» WHAT YOU SHOULD DO
The required answer is a copy of each line in the entries below that includes "name".

BEGIN RECORDS TO PROCESS

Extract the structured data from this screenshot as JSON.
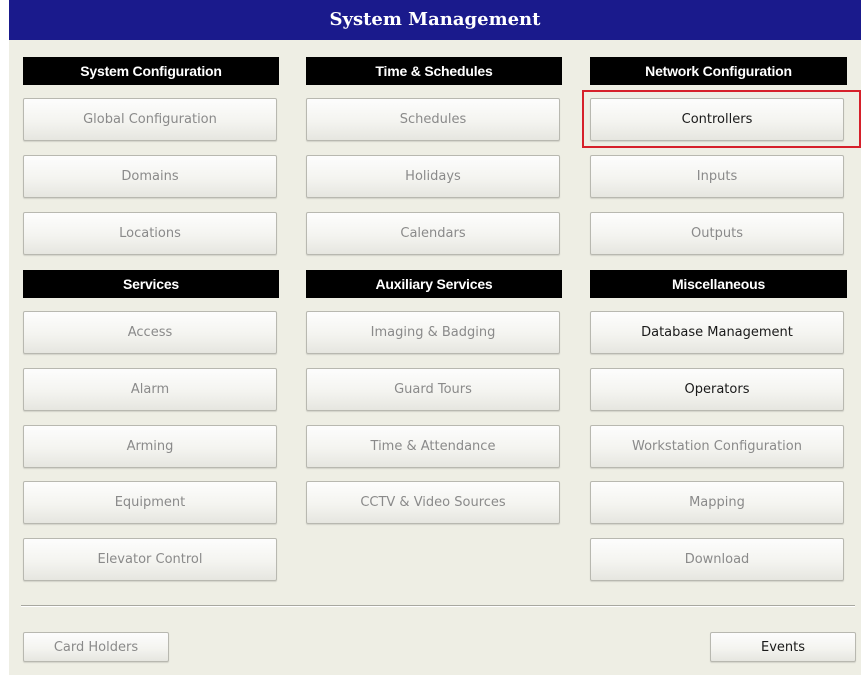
{
  "window": {
    "title": "System Management",
    "highlight_color": "#d6202a",
    "title_bar_color": "#1a1a8c"
  },
  "sections": {
    "system_configuration": {
      "header": "System Configuration",
      "buttons": [
        "Global Configuration",
        "Domains",
        "Locations"
      ]
    },
    "time_schedules": {
      "header": "Time & Schedules",
      "buttons": [
        "Schedules",
        "Holidays",
        "Calendars"
      ]
    },
    "network_configuration": {
      "header": "Network Configuration",
      "buttons": [
        "Controllers",
        "Inputs",
        "Outputs"
      ],
      "highlighted": "Controllers"
    },
    "services": {
      "header": "Services",
      "buttons": [
        "Access",
        "Alarm",
        "Arming",
        "Equipment",
        "Elevator Control"
      ]
    },
    "auxiliary_services": {
      "header": "Auxiliary Services",
      "buttons": [
        "Imaging & Badging",
        "Guard Tours",
        "Time & Attendance",
        "CCTV & Video Sources"
      ]
    },
    "miscellaneous": {
      "header": "Miscellaneous",
      "buttons": [
        "Database Management",
        "Operators",
        "Workstation Configuration",
        "Mapping",
        "Download"
      ]
    }
  },
  "footer": {
    "card_holders": "Card Holders",
    "events": "Events"
  }
}
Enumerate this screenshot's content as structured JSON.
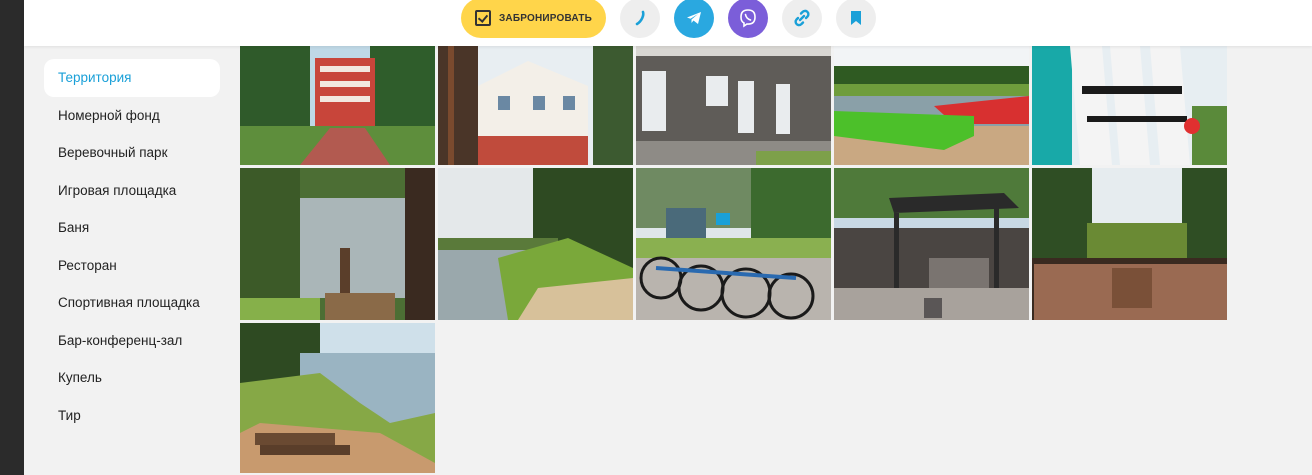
{
  "header": {
    "book_label": "ЗАБРОНИРОВАТЬ",
    "buttons": [
      {
        "name": "phone-icon-button",
        "color": "#eeeeee",
        "icon": "phone-icon"
      },
      {
        "name": "telegram-icon-button",
        "color": "#2aa8e0",
        "icon": "telegram-icon"
      },
      {
        "name": "viber-icon-button",
        "color": "#7b5ed9",
        "icon": "viber-icon"
      },
      {
        "name": "link-icon-button",
        "color": "#eeeeee",
        "icon": "link-icon"
      },
      {
        "name": "bookmark-icon-button",
        "color": "#eeeeee",
        "icon": "bookmark-icon"
      }
    ]
  },
  "sidebar": {
    "items": [
      {
        "label": "Территория",
        "active": true
      },
      {
        "label": "Номерной фонд",
        "active": false
      },
      {
        "label": "Веревочный парк",
        "active": false
      },
      {
        "label": "Игровая площадка",
        "active": false
      },
      {
        "label": "Баня",
        "active": false
      },
      {
        "label": "Ресторан",
        "active": false
      },
      {
        "label": "Спортивная площадка",
        "active": false
      },
      {
        "label": "Бар-конференц-зал",
        "active": false
      },
      {
        "label": "Купель",
        "active": false
      },
      {
        "label": "Тир",
        "active": false
      }
    ]
  },
  "gallery": {
    "photos": [
      {
        "subject": "red-hotel-building"
      },
      {
        "subject": "brick-cottage-in-pines"
      },
      {
        "subject": "wooden-house-porch"
      },
      {
        "subject": "kayaks-on-riverbank"
      },
      {
        "subject": "sup-boards"
      },
      {
        "subject": "stairs-to-river"
      },
      {
        "subject": "river-forest-bank"
      },
      {
        "subject": "bicycle-parking"
      },
      {
        "subject": "bbq-gazebo"
      },
      {
        "subject": "wooden-deck-with-tables"
      },
      {
        "subject": "sandy-path-to-water"
      }
    ]
  },
  "colors": {
    "accent": "#1aa0d8",
    "book_button": "#ffd54a",
    "background": "#f2f2f2"
  }
}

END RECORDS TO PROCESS

» SOLUTION FOR THIS PROBLEM
        "name": "phone-icon-button",
        "name": "telegram-icon-button",
        "name": "viber-icon-button",
        "name": "link-icon-button",
        "name": "bookmark-icon-button",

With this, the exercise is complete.